* _Data records for software interfaces_:

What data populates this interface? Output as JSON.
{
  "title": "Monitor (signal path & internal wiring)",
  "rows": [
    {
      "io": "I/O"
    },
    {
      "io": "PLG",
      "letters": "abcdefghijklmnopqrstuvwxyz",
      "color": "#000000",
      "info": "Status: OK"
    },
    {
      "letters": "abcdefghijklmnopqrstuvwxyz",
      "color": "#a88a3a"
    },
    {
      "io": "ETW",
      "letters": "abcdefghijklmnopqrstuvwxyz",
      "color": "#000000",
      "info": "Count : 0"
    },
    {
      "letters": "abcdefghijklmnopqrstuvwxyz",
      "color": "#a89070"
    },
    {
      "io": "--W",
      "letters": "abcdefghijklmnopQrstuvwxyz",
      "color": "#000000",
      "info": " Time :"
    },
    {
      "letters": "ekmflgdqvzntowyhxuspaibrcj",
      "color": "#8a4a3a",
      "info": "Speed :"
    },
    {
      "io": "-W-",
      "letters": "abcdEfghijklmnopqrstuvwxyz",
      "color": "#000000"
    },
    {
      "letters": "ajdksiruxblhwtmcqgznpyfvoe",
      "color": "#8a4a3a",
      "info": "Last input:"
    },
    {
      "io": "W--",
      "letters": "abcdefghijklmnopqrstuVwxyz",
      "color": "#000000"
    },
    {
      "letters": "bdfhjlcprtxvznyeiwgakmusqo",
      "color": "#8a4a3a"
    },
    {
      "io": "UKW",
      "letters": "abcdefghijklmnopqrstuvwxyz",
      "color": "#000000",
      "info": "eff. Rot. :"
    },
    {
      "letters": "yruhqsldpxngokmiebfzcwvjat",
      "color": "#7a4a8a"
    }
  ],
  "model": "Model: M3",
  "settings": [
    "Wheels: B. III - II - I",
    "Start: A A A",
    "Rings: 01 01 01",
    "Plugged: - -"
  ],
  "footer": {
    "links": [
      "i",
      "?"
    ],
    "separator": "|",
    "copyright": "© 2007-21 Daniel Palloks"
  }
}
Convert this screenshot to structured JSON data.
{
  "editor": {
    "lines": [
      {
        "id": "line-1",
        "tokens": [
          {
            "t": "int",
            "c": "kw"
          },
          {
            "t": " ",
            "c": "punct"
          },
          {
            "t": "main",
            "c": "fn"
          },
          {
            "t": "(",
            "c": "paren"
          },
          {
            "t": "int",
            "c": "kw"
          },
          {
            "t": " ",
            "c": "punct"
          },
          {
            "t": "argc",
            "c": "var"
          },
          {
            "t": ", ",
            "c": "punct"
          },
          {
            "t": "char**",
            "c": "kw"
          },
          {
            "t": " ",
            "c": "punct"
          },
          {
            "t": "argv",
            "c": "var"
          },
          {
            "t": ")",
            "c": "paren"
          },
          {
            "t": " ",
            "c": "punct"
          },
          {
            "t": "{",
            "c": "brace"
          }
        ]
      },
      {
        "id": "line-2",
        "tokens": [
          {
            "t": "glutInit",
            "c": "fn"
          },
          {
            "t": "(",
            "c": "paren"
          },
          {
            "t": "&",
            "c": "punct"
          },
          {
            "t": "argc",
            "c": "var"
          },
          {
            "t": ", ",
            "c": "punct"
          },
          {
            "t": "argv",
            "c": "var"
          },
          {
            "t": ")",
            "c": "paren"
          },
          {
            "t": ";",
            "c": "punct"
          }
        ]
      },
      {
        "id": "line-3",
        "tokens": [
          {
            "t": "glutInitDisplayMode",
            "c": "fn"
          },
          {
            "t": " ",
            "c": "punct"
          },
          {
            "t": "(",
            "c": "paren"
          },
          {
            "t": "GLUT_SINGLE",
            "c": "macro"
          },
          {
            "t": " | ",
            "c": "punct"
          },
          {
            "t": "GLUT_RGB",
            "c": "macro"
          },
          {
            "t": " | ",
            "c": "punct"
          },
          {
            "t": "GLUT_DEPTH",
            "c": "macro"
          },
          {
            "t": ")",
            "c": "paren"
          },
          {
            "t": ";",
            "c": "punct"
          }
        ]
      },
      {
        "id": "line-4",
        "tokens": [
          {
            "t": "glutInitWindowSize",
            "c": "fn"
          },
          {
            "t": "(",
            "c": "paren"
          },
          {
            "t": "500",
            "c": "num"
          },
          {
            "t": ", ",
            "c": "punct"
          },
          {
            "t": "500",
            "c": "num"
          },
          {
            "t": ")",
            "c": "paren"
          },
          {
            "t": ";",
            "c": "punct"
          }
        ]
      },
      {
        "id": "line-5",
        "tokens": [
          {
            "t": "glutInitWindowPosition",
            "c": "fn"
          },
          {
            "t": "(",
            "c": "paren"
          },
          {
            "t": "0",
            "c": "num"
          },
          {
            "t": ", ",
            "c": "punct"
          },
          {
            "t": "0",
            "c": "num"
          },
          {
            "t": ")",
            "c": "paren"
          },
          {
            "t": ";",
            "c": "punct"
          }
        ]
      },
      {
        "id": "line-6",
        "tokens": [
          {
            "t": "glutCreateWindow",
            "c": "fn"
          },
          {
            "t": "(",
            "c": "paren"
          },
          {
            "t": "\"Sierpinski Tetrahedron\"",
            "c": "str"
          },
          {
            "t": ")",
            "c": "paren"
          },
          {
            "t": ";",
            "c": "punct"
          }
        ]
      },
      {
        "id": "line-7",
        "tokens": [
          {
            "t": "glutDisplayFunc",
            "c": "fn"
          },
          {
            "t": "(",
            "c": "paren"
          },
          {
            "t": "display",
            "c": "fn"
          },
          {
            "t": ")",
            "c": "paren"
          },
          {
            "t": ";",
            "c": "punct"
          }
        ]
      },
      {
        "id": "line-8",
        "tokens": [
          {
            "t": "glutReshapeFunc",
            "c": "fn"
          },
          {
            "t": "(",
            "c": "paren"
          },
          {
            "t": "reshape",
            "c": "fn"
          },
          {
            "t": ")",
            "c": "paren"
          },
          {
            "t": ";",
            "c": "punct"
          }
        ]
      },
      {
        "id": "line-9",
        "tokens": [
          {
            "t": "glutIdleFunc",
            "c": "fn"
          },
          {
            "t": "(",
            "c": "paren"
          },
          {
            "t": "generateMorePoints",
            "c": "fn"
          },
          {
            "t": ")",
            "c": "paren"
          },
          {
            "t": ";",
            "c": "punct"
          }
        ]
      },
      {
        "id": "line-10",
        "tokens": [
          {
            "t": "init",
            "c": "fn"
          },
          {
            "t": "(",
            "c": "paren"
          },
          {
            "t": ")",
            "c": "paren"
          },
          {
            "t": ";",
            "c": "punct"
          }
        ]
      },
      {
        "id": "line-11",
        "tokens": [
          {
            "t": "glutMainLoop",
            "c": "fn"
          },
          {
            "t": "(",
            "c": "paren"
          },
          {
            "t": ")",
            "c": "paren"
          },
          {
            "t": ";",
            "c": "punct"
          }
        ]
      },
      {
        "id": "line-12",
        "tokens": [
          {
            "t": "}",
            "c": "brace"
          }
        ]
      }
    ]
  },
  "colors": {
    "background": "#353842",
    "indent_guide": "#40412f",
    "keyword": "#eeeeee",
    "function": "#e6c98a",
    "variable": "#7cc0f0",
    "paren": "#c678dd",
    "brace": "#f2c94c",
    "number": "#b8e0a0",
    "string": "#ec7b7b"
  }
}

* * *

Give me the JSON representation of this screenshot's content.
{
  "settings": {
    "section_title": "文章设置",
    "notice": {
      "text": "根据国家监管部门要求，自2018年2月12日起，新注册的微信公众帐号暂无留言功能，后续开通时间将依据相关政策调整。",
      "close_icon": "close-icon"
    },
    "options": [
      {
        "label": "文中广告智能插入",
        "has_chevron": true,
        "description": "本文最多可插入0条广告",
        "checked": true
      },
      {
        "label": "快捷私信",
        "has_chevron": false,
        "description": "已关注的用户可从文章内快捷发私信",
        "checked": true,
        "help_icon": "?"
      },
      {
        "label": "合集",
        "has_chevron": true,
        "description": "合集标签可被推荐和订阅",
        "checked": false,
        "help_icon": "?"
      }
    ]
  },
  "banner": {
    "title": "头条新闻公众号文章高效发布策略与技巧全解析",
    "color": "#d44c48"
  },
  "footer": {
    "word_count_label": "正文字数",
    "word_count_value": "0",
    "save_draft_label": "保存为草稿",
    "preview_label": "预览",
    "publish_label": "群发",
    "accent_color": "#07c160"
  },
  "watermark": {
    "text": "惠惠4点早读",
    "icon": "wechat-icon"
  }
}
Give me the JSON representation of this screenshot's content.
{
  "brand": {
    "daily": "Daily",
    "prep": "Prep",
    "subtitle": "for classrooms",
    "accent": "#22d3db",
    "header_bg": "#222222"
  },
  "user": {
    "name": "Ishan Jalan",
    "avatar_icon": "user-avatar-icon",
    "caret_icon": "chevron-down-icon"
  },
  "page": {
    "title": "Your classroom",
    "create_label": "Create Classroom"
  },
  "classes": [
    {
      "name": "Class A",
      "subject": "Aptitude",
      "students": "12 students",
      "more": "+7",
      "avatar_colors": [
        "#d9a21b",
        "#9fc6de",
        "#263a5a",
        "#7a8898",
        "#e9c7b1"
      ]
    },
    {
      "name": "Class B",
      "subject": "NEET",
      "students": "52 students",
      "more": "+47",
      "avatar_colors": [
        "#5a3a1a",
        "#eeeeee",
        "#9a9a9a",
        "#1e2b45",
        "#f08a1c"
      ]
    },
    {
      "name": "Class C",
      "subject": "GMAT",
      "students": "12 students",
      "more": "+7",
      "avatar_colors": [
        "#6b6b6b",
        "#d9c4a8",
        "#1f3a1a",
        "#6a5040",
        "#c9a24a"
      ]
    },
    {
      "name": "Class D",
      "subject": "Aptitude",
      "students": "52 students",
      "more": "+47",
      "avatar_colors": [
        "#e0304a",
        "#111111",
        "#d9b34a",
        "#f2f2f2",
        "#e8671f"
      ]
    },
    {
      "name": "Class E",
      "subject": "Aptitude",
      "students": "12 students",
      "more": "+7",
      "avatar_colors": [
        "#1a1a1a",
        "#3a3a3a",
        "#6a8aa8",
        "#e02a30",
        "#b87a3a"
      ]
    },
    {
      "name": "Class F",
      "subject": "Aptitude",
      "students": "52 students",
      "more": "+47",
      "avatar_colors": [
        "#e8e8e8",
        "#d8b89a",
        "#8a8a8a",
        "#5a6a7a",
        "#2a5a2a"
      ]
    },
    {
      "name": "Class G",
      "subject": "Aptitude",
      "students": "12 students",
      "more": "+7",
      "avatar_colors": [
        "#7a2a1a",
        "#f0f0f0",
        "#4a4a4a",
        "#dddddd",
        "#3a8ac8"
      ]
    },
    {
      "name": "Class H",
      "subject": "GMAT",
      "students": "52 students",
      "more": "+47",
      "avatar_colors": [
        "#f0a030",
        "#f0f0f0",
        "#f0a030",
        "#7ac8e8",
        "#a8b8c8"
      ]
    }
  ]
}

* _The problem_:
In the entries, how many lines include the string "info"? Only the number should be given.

* _Response to this task_:
6